Collected data

- - - - - - -

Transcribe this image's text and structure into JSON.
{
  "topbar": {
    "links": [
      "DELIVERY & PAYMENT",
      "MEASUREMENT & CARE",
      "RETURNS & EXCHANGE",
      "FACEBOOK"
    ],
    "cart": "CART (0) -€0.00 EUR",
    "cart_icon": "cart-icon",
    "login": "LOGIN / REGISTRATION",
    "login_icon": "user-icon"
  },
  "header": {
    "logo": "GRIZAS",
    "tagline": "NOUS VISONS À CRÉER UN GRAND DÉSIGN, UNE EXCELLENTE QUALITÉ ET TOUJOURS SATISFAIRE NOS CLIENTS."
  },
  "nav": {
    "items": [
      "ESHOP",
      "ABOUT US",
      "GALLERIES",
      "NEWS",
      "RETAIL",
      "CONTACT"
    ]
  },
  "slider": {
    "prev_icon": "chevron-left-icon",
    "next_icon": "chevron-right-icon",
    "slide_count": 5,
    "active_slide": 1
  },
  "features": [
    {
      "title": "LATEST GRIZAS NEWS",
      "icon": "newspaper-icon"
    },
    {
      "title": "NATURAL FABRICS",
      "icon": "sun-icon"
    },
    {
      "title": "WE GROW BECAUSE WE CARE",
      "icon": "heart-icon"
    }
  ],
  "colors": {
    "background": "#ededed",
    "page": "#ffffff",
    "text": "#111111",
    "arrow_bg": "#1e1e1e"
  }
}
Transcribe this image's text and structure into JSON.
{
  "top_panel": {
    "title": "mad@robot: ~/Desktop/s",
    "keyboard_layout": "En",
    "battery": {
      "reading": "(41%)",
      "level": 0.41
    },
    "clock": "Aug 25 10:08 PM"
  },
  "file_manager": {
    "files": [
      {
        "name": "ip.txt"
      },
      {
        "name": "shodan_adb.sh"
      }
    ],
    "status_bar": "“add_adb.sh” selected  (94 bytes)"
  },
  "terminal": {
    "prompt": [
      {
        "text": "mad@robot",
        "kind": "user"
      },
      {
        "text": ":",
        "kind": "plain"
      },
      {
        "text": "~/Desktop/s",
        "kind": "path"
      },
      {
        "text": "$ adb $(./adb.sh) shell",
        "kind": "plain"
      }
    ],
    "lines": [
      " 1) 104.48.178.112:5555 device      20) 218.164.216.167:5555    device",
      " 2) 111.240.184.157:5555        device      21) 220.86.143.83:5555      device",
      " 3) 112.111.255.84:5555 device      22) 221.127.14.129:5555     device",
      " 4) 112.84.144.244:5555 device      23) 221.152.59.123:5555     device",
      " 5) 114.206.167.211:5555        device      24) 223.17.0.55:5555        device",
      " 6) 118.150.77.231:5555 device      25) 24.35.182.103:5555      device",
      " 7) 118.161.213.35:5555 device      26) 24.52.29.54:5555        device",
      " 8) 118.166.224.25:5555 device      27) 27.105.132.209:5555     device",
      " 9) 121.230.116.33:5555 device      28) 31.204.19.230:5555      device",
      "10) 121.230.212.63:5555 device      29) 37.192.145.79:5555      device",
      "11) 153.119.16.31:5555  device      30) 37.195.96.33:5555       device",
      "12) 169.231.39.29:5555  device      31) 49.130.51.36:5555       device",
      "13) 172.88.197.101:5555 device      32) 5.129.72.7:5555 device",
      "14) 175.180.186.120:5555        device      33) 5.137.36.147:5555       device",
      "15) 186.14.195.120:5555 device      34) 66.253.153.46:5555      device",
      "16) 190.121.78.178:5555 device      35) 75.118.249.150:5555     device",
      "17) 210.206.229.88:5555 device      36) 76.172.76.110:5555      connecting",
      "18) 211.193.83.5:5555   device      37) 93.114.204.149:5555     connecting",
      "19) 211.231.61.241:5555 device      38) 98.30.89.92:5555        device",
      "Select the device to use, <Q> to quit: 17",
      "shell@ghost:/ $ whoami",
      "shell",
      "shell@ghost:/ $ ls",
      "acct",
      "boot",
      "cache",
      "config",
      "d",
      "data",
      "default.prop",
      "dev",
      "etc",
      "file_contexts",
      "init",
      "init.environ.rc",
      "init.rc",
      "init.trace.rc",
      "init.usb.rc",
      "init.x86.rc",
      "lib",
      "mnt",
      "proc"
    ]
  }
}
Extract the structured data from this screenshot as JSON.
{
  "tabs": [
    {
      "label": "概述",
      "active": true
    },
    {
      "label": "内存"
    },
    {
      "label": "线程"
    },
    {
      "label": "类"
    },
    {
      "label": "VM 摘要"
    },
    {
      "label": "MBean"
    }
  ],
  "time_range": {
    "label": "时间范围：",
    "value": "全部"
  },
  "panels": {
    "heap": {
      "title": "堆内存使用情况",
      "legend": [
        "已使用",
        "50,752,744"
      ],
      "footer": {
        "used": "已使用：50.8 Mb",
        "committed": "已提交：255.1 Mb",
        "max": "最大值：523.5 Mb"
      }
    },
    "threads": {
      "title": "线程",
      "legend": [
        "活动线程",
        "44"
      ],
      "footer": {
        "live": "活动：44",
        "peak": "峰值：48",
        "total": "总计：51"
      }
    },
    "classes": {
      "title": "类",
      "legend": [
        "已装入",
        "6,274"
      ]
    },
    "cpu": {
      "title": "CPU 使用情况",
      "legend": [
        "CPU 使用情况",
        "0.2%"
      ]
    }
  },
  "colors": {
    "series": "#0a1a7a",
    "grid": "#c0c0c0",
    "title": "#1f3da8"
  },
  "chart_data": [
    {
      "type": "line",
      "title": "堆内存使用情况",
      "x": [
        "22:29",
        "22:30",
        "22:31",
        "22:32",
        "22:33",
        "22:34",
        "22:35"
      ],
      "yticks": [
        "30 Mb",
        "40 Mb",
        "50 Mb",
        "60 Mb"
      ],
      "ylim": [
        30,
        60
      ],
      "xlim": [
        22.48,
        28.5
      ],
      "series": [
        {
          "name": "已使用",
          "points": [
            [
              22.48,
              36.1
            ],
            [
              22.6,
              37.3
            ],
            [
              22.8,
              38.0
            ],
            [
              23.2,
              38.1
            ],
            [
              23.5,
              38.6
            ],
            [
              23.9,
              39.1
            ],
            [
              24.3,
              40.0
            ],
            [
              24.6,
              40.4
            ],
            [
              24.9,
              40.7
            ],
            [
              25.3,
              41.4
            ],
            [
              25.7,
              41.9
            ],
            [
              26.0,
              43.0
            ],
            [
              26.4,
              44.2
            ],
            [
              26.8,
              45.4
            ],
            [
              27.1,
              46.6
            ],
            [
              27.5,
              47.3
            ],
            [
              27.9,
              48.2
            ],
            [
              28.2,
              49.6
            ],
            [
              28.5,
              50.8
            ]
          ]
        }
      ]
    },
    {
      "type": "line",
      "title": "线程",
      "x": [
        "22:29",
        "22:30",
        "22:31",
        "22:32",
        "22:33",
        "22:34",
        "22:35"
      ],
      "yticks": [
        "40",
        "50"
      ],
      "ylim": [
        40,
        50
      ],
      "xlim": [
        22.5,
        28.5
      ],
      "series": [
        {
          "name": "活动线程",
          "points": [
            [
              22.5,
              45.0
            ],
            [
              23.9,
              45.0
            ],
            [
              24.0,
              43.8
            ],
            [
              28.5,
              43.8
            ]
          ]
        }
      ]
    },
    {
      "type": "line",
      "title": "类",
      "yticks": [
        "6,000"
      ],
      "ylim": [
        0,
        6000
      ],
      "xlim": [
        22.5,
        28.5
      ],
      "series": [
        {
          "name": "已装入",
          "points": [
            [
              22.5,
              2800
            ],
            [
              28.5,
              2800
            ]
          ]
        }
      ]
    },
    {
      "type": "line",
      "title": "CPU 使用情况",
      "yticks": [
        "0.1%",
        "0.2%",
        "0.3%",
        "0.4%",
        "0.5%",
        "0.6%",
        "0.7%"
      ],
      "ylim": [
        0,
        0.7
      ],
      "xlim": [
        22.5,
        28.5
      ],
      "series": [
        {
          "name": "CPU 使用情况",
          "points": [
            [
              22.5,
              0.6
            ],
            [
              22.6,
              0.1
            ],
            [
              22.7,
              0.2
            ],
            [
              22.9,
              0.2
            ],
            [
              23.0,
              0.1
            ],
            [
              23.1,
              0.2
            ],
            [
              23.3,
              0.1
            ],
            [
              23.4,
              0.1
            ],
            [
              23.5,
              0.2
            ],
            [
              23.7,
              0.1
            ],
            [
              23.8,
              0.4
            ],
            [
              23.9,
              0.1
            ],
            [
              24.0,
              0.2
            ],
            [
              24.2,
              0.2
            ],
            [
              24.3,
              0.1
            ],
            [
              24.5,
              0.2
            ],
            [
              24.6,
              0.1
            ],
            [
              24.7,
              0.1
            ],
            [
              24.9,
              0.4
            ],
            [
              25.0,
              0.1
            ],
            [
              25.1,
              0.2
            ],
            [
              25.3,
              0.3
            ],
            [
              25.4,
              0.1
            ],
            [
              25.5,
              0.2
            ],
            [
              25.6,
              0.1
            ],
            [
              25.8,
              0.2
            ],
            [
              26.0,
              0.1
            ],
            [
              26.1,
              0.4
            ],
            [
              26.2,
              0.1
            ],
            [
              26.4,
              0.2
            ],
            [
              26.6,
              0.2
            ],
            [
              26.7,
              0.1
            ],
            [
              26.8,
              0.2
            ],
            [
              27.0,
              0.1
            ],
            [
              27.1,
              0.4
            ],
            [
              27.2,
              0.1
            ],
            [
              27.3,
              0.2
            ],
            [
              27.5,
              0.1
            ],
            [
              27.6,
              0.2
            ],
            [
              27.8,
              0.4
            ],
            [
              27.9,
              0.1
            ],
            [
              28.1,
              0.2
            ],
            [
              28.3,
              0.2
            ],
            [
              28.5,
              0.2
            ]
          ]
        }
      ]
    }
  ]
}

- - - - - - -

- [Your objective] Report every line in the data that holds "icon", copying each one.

- [The completed task]
    "cart_icon": "cart-icon",
    "login_icon": "user-icon"
    "prev_icon": "chevron-left-icon",
    "next_icon": "chevron-right-icon",
      "icon": "newspaper-icon"
      "icon": "sun-icon"
      "icon": "heart-icon"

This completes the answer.